From the Back Cover:
It is 1776, and all along the eastern seaboard the American struggle for independence rages. But in the British-held southern port of Mobile, Alabama, the conflict brewing is much quieter–though no less deadly.
Lyse Lanier may be largely French in heritage, but she spends most of her time in the company of the ebullient daughter of the British commander of Mobile. When a charming young Spanish merchant docks in town, Lyse is immediately struck by his easy wit and flair for the dramatic. But is he truly who he makes himself out to be? Spies abound, and Spain has yet to choose a side in the American conflict. Is Lyse simply an easy mark for Rafael Gonzalez to exploit? Or are his overtures of love as genuine as Spanish gold?
With spectacular detail that brings the cultural gumbo of the Colonial Gulf Coast alive, Beth White invites you to step into a world of intrigue and espionage from a little-known slice of the American Revolutionary War.
The Gulf Coast is still very much a “mystery” to me in terms of its rich heritage and history, and Beth White has helped it to come to light once again in this second title in her Gulf Coast Chronicles series. I’m well-versed on the historical details surrounding the Revolutionary War as it was fought in the thirteen original colonies, but I had never even considered how the war (and its implications) had played out in the Gulf Coast. Beth White did a great job introducing me to this important period of our Nation’s history as she told the story of The Creole Princess.
Overall, I enjoyed the story and found myself turning the pages quickly to find out what happened next. The characters seemed well-developed, and the story line was interesting and kept me intrigued throughout.
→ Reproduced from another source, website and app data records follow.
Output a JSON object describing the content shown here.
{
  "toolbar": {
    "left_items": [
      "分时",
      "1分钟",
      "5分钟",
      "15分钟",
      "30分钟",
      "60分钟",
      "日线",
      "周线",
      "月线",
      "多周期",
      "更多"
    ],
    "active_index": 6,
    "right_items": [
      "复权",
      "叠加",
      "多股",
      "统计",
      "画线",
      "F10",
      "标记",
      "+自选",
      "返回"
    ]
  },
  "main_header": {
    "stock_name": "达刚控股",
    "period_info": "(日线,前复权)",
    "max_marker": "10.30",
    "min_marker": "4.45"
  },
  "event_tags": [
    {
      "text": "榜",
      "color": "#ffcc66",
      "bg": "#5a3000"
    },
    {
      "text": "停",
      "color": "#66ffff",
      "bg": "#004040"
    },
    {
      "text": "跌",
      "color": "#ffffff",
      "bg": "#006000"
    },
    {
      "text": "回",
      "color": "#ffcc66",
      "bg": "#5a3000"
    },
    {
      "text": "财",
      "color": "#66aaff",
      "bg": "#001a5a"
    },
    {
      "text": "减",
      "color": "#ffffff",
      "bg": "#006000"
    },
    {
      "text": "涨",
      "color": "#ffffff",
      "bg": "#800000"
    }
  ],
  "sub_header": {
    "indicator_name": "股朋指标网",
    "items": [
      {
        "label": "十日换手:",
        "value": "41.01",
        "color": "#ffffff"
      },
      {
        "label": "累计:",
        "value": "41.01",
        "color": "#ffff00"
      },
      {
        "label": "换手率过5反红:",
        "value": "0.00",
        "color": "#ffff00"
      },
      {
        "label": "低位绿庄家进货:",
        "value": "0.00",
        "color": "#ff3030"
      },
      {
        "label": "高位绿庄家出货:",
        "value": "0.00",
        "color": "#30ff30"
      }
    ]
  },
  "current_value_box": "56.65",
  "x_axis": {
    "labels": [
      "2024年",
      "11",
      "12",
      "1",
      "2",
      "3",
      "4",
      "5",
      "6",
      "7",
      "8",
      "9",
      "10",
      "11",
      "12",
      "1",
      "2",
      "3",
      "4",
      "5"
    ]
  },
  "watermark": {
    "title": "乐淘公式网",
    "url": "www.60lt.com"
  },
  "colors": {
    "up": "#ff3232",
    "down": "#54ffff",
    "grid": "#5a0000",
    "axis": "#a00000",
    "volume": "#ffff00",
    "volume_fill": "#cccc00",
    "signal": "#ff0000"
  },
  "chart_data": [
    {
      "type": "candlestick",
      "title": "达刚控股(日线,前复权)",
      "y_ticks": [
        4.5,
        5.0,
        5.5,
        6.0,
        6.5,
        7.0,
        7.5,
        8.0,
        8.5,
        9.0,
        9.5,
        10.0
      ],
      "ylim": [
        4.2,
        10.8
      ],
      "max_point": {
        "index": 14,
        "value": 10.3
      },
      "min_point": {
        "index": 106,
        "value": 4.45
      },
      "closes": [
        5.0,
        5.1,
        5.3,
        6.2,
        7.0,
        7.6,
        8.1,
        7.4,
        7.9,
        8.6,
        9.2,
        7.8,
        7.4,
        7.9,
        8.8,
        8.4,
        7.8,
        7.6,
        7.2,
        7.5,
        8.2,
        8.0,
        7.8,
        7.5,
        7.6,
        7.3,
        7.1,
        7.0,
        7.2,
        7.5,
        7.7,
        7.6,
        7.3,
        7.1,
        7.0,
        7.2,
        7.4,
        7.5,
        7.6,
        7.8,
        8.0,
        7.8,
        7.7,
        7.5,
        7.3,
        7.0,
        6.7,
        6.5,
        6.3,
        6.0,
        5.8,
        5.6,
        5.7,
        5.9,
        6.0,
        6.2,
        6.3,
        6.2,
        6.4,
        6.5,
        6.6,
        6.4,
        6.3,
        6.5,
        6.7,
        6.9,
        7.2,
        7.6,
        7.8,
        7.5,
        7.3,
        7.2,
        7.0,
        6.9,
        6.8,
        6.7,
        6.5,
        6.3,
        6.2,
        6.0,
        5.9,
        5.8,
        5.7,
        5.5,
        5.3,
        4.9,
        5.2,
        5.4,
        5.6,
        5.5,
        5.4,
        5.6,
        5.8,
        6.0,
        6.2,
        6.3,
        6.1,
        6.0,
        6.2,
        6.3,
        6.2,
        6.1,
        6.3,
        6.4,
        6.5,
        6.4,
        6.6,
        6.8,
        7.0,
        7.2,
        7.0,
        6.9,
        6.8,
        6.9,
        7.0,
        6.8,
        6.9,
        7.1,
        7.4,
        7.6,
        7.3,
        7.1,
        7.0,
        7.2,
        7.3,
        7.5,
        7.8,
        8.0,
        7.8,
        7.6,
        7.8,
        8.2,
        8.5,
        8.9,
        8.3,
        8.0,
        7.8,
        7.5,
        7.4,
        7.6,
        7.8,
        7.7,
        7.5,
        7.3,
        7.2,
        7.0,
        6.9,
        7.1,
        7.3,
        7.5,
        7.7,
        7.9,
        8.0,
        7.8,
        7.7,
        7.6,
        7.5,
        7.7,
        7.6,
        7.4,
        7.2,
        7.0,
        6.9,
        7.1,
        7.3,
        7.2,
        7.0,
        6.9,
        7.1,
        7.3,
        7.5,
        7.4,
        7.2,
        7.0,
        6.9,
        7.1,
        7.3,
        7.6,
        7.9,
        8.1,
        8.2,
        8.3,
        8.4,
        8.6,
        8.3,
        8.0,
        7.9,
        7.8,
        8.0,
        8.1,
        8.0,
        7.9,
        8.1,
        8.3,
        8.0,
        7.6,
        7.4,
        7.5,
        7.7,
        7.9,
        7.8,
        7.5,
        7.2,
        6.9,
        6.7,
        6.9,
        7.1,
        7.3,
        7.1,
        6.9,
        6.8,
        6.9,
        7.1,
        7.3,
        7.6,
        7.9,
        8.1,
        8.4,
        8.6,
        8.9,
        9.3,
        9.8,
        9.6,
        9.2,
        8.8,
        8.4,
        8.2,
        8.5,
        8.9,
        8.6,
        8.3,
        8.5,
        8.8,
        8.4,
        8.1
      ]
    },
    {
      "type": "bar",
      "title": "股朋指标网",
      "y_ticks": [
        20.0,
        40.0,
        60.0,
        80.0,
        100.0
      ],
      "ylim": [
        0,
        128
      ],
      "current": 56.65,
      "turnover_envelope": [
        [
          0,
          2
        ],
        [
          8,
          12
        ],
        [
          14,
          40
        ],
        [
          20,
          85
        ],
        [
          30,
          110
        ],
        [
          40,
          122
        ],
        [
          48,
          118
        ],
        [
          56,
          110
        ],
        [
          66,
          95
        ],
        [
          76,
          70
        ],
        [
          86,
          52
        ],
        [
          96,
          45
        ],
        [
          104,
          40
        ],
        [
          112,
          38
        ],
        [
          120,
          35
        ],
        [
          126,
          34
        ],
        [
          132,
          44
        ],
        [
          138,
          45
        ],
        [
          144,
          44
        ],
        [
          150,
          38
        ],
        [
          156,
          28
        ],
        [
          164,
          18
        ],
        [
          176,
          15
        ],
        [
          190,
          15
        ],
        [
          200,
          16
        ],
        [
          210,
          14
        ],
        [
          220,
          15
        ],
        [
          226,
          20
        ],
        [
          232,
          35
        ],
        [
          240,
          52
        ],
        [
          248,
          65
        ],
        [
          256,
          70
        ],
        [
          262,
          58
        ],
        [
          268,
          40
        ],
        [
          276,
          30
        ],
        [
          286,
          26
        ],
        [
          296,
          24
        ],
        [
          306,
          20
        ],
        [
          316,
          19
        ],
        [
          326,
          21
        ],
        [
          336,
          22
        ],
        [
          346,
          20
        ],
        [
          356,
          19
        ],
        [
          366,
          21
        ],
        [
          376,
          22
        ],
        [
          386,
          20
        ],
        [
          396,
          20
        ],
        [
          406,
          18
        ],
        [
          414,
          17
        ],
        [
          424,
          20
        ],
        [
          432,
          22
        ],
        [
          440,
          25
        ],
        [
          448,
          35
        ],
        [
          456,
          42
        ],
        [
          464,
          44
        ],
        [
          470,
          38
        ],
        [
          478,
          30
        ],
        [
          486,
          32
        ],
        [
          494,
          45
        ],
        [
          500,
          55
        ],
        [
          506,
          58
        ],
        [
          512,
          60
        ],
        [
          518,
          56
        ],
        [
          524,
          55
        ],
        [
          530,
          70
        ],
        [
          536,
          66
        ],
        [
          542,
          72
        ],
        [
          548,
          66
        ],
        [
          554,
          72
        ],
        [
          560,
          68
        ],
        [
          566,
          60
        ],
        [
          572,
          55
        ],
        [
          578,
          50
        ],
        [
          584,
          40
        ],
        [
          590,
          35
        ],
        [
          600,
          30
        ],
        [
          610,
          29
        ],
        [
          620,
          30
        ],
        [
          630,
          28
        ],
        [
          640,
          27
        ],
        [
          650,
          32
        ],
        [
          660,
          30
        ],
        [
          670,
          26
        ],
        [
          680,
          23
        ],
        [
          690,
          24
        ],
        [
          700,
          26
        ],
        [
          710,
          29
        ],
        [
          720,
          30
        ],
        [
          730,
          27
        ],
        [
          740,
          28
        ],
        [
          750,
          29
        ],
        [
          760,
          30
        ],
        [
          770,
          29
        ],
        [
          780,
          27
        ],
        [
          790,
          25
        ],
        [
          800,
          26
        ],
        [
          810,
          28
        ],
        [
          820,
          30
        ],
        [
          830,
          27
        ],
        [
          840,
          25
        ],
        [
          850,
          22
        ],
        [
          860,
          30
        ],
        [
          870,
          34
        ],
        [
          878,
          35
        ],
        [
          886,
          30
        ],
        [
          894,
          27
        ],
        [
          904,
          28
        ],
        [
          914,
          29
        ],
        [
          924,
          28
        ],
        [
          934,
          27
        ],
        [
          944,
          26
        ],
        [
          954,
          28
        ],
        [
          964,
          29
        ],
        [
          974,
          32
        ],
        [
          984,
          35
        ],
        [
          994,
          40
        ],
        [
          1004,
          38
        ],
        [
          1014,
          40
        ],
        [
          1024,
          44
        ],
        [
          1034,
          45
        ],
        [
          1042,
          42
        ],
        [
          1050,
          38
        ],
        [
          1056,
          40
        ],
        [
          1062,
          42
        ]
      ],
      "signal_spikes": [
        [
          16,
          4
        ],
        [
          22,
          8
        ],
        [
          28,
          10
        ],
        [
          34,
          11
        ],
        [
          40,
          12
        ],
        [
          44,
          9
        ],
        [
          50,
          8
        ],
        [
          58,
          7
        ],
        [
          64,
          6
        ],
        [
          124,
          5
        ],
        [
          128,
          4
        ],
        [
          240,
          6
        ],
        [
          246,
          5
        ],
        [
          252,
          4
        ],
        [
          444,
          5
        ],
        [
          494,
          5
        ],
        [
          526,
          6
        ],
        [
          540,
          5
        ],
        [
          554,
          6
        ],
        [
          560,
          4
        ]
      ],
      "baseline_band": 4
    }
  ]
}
There were a few times when I found the story moved a bit too quickly – jumping over details that I personally would have liked to have seen developed rather than bluntly stated – but overall the story was well written and engaging.
I give The Creole Princess three stars and look forward to the next title in this series.
Disclosure: I received a free copy of The Creole Princess from Revell, a division of Baker Publishing Group, in exchange for my honest opinion.